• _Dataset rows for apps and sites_
»»
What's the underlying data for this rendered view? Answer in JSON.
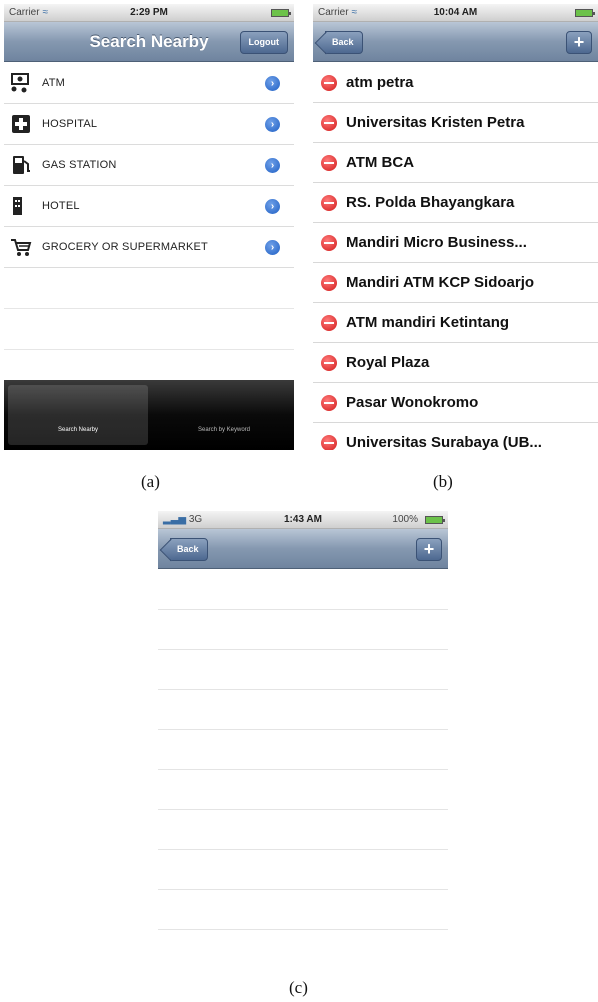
{
  "panel_a": {
    "status": {
      "carrier": "Carrier",
      "time": "2:29 PM"
    },
    "nav": {
      "title": "Search Nearby",
      "right_button": "Logout"
    },
    "items": [
      {
        "label": "ATM",
        "icon": "atm-icon"
      },
      {
        "label": "HOSPITAL",
        "icon": "hospital-icon"
      },
      {
        "label": "GAS STATION",
        "icon": "gas-pump-icon"
      },
      {
        "label": "HOTEL",
        "icon": "hotel-icon"
      },
      {
        "label": "GROCERY OR SUPERMARKET",
        "icon": "cart-icon"
      }
    ],
    "tabs": {
      "active": "Search Nearby",
      "inactive": "Search by Keyword"
    }
  },
  "panel_b": {
    "status": {
      "carrier": "Carrier",
      "time": "10:04 AM"
    },
    "nav": {
      "back_button": "Back",
      "add_button": "+"
    },
    "items": [
      "atm petra",
      "Universitas Kristen Petra",
      "ATM BCA",
      "RS. Polda Bhayangkara",
      "Mandiri Micro Business...",
      "Mandiri ATM KCP Sidoarjo",
      "ATM mandiri Ketintang",
      "Royal Plaza",
      "Pasar Wonokromo",
      "Universitas Surabaya (UB..."
    ]
  },
  "panel_c": {
    "status": {
      "carrier": "3G",
      "time": "1:43 AM",
      "battery": "100%"
    },
    "nav": {
      "back_button": "Back",
      "add_button": "+"
    }
  },
  "captions": {
    "a": "(a)",
    "b": "(b)",
    "c": "(c)"
  }
}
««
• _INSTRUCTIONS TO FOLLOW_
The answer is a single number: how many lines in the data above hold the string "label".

• _ANSWER TO THIS EXERCISE_
5